* **About this exercise**:
Type the records that follow again exactly as written, but drop the pictures.

* **Input for this task**:
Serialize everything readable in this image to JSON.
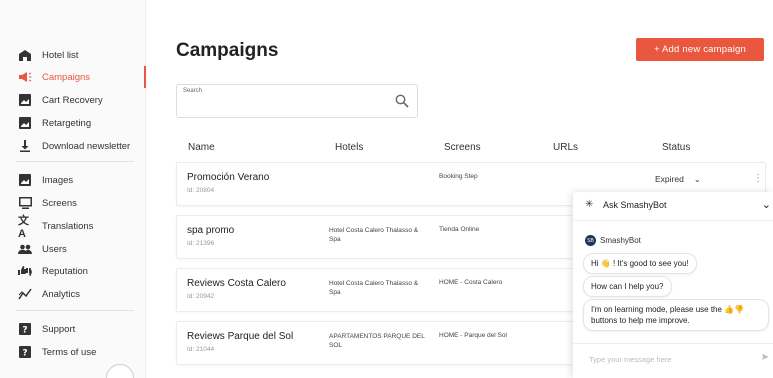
{
  "sidebar": {
    "items": [
      {
        "label": "Hotel list",
        "icon": "hotel-icon"
      },
      {
        "label": "Campaigns",
        "icon": "megaphone-icon",
        "active": true
      },
      {
        "label": "Cart Recovery",
        "icon": "cart-recovery-icon"
      },
      {
        "label": "Retargeting",
        "icon": "retargeting-icon"
      },
      {
        "label": "Download newsletter",
        "icon": "download-icon"
      },
      {
        "label": "Images",
        "icon": "image-icon"
      },
      {
        "label": "Screens",
        "icon": "monitor-icon"
      },
      {
        "label": "Translations",
        "icon": "translate-icon"
      },
      {
        "label": "Users",
        "icon": "users-icon"
      },
      {
        "label": "Reputation",
        "icon": "thumbs-icon"
      },
      {
        "label": "Analytics",
        "icon": "analytics-icon"
      },
      {
        "label": "Support",
        "icon": "help-icon"
      },
      {
        "label": "Terms of use",
        "icon": "help-icon"
      }
    ]
  },
  "header": {
    "title": "Campaigns",
    "add_button": "+ Add new campaign"
  },
  "search": {
    "label": "Search",
    "value": ""
  },
  "table": {
    "columns": [
      "Name",
      "Hotels",
      "Screens",
      "URLs",
      "Status"
    ],
    "rows": [
      {
        "name": "Promoción Verano",
        "id": "Id: 20804",
        "hotel": "",
        "screen": "Booking Step",
        "status": "Expired"
      },
      {
        "name": "spa promo",
        "id": "Id: 21396",
        "hotel": "Hotel Costa Calero Thalasso & Spa",
        "screen": "Tienda Online",
        "status": ""
      },
      {
        "name": "Reviews Costa Calero",
        "id": "Id: 20942",
        "hotel": "Hotel Costa Calero Thalasso & Spa",
        "screen": "HOME - Costa Calero",
        "status": ""
      },
      {
        "name": "Reviews Parque del Sol",
        "id": "Id: 21044",
        "hotel": "APARTAMENTOS PARQUE DEL SOL",
        "screen": "HOME - Parque del Sol",
        "status": ""
      }
    ]
  },
  "chat": {
    "title": "Ask SmashyBot",
    "bot_name": "SmashyBot",
    "avatar_text": "SB",
    "messages": [
      "Hi 👋 ! It's good to see you!",
      "How can I help you?",
      "I'm on learning mode, please use the 👍👎 buttons to help me improve."
    ],
    "input_placeholder": "Type your message here"
  },
  "colors": {
    "accent": "#e9573f",
    "text": "#333333"
  }
}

* **Result**:
Serialize everything readable in this image to JSON.
{
  "sidebar": {
    "items": [
      {
        "label": "Hotel list",
        "icon": "hotel-icon"
      },
      {
        "label": "Campaigns",
        "icon": "megaphone-icon",
        "active": true
      },
      {
        "label": "Cart Recovery",
        "icon": "cart-recovery-icon"
      },
      {
        "label": "Retargeting",
        "icon": "retargeting-icon"
      },
      {
        "label": "Download newsletter",
        "icon": "download-icon"
      },
      {
        "label": "Images",
        "icon": "image-icon"
      },
      {
        "label": "Screens",
        "icon": "monitor-icon"
      },
      {
        "label": "Translations",
        "icon": "translate-icon"
      },
      {
        "label": "Users",
        "icon": "users-icon"
      },
      {
        "label": "Reputation",
        "icon": "thumbs-icon"
      },
      {
        "label": "Analytics",
        "icon": "analytics-icon"
      },
      {
        "label": "Support",
        "icon": "help-icon"
      },
      {
        "label": "Terms of use",
        "icon": "help-icon"
      }
    ]
  },
  "header": {
    "title": "Campaigns",
    "add_button": "+ Add new campaign"
  },
  "search": {
    "label": "Search",
    "value": ""
  },
  "table": {
    "columns": [
      "Name",
      "Hotels",
      "Screens",
      "URLs",
      "Status"
    ],
    "rows": [
      {
        "name": "Promoción Verano",
        "id": "Id: 20804",
        "hotel": "",
        "screen": "Booking Step",
        "status": "Expired"
      },
      {
        "name": "spa promo",
        "id": "Id: 21396",
        "hotel": "Hotel Costa Calero Thalasso & Spa",
        "screen": "Tienda Online",
        "status": ""
      },
      {
        "name": "Reviews Costa Calero",
        "id": "Id: 20942",
        "hotel": "Hotel Costa Calero Thalasso & Spa",
        "screen": "HOME - Costa Calero",
        "status": ""
      },
      {
        "name": "Reviews Parque del Sol",
        "id": "Id: 21044",
        "hotel": "APARTAMENTOS PARQUE DEL SOL",
        "screen": "HOME - Parque del Sol",
        "status": ""
      }
    ]
  },
  "chat": {
    "title": "Ask SmashyBot",
    "bot_name": "SmashyBot",
    "avatar_text": "SB",
    "messages": [
      "Hi 👋 ! It's good to see you!",
      "How can I help you?",
      "I'm on learning mode, please use the 👍👎 buttons to help me improve."
    ],
    "input_placeholder": "Type your message here"
  },
  "colors": {
    "accent": "#e9573f",
    "text": "#333333"
  }
}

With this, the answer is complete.